TASK STATEMENT
Pull each line holding "label" out of the entries below.
[[ GIVEN RECORDS, beginning ]]
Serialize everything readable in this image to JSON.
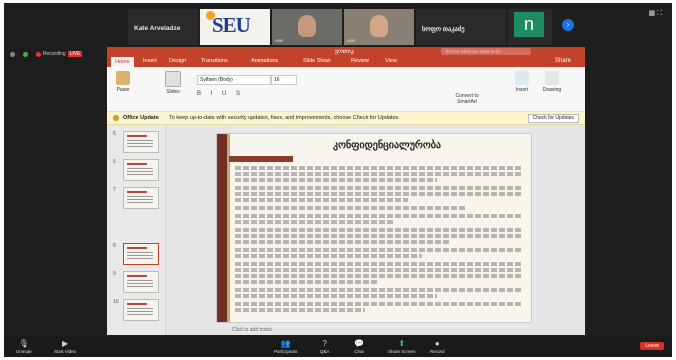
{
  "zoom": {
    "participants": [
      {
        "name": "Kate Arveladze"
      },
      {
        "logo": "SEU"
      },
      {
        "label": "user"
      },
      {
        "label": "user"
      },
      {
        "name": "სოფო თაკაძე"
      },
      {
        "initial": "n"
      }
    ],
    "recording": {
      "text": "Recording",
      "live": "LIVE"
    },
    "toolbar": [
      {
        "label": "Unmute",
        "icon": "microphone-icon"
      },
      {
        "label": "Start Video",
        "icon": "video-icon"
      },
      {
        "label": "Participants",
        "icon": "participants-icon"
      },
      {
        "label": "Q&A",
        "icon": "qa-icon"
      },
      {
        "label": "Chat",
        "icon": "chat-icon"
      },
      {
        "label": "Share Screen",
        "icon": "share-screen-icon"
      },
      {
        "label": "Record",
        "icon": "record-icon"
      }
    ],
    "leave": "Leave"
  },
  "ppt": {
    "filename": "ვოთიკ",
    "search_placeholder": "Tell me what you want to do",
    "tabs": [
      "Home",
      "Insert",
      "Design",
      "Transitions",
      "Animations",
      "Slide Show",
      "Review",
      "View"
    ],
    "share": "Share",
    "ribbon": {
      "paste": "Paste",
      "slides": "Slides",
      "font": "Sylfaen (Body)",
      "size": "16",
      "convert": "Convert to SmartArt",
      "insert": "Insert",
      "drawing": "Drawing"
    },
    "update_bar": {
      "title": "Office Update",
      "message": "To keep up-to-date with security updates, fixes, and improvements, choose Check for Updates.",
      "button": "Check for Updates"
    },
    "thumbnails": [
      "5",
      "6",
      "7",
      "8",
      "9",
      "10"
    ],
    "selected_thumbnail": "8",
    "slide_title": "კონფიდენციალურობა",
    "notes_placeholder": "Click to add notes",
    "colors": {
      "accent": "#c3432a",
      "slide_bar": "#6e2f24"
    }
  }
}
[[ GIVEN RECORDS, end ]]
TASK ANSWER
        "label": "user"
        "label": "user"
        "label": "Unmute",
        "label": "Start Video",
        "label": "Participants",
        "label": "Q&A",
        "label": "Chat",
        "label": "Share Screen",
        "label": "Record",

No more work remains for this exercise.